[Start of Attachment]
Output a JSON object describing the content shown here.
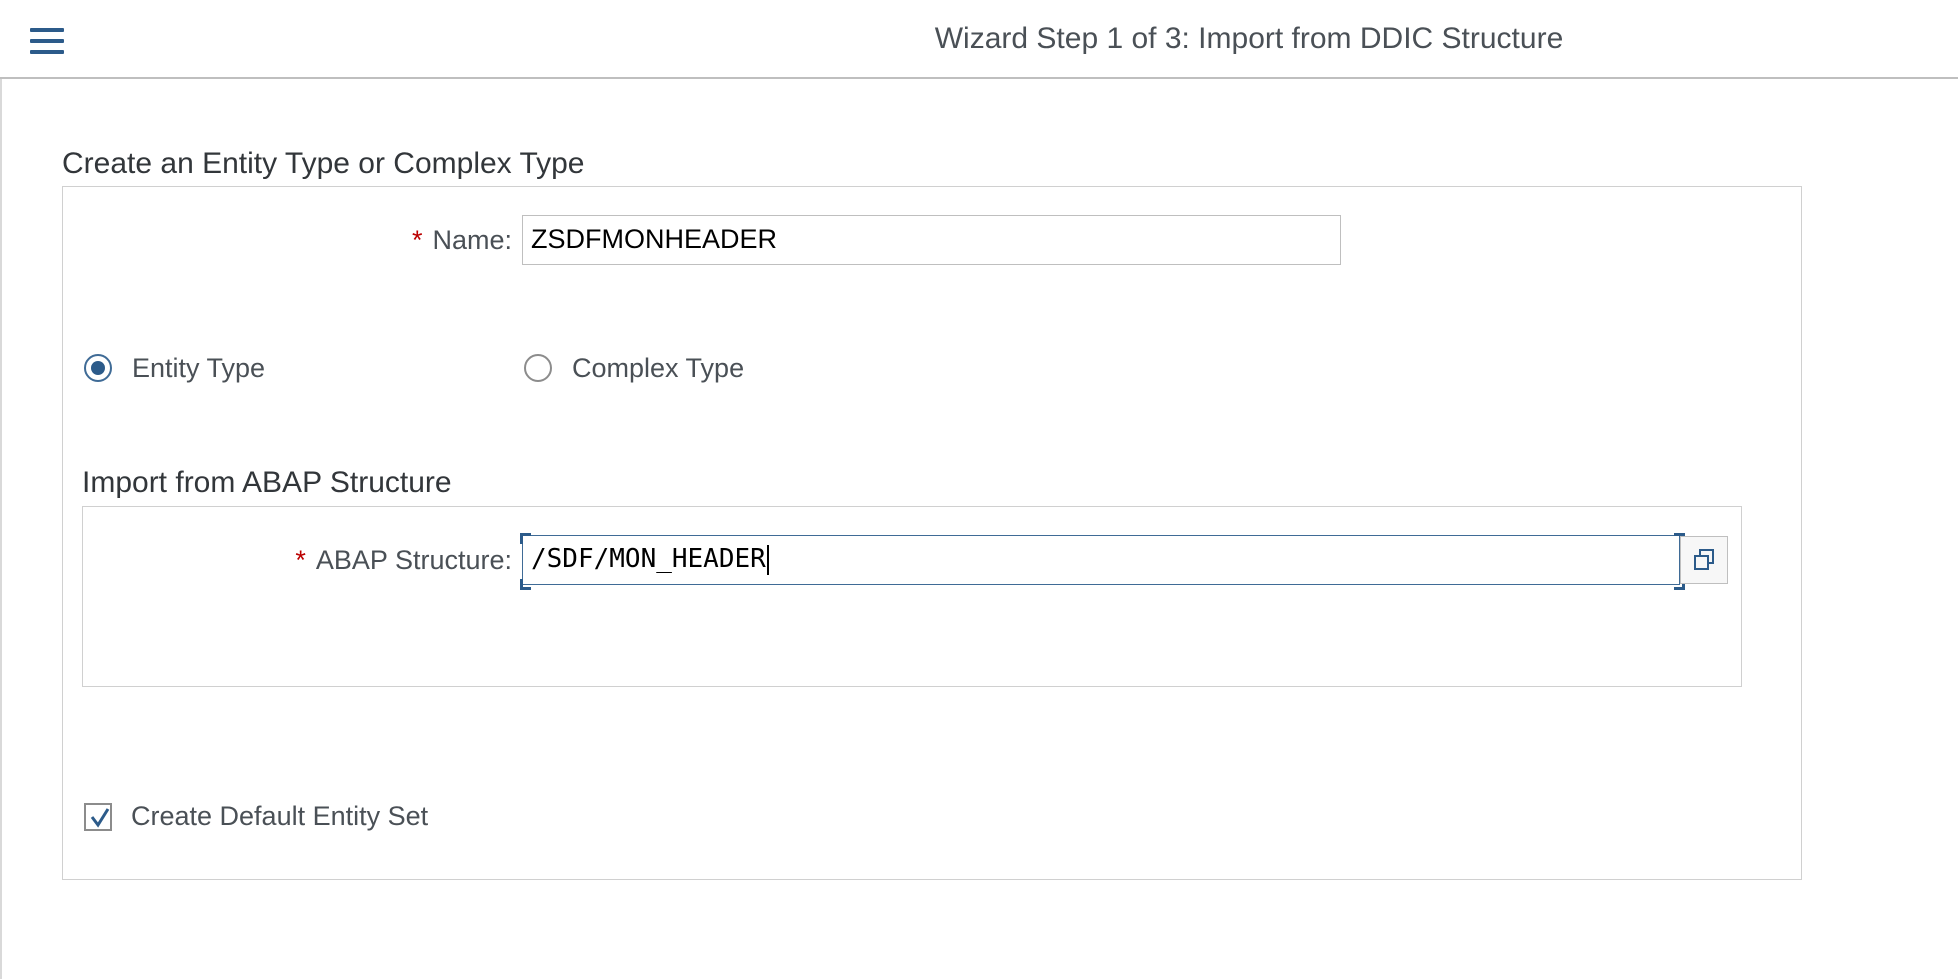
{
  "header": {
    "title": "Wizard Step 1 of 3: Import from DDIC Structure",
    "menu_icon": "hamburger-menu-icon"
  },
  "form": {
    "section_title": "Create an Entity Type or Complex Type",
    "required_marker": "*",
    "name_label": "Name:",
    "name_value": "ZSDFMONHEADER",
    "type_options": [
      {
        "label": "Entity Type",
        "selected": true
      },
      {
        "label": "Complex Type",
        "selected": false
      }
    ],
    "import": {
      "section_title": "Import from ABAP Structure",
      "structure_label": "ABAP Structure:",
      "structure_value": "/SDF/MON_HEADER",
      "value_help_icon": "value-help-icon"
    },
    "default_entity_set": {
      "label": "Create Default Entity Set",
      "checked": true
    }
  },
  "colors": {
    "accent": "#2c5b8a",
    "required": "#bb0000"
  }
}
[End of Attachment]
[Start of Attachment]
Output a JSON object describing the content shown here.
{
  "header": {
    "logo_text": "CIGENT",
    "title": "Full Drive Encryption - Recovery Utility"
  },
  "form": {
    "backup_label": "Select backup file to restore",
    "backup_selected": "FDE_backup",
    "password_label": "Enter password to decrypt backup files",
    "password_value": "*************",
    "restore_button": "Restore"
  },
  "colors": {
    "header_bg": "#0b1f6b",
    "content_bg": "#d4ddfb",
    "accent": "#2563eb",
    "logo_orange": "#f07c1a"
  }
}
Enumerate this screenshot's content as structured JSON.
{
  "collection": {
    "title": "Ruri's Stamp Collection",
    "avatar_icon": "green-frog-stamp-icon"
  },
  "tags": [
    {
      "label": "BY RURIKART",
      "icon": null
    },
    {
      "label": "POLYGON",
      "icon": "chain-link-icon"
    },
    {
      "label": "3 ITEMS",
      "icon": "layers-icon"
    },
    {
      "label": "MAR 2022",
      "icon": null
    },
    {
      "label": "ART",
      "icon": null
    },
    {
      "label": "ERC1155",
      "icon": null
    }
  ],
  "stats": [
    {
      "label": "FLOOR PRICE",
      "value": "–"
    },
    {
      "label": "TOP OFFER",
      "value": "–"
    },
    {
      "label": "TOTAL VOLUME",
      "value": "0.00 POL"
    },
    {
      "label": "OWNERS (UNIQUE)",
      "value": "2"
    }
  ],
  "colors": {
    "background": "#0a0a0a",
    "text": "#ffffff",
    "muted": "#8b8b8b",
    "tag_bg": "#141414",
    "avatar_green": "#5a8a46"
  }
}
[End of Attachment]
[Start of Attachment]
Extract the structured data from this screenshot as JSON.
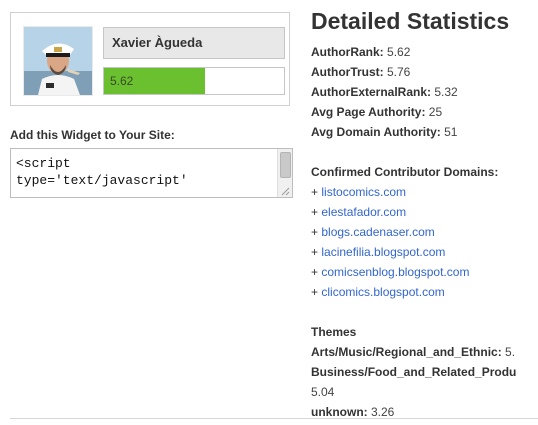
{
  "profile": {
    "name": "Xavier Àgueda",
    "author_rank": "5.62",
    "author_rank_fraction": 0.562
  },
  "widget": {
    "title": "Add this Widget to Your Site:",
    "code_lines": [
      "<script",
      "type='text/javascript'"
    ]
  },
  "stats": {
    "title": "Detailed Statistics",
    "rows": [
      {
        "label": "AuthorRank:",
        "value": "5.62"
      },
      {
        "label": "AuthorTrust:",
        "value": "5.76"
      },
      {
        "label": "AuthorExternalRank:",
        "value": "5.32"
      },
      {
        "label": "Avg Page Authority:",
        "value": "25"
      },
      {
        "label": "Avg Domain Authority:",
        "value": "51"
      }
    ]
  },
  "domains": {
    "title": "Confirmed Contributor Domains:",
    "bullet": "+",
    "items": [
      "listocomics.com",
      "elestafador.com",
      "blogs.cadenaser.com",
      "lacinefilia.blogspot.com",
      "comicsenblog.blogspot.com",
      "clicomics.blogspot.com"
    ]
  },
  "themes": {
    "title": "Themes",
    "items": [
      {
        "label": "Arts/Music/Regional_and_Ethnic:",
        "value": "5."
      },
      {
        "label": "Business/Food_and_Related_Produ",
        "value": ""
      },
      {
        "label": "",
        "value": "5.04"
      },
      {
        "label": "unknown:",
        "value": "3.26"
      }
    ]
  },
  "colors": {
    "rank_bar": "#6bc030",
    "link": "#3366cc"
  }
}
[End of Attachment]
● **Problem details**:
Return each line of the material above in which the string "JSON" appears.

● **Reply**:
Output a JSON object describing the content shown here.
Output a JSON object describing the content shown here.
Enumerate this screenshot's content as structured JSON.
Extract the structured data from this screenshot as JSON.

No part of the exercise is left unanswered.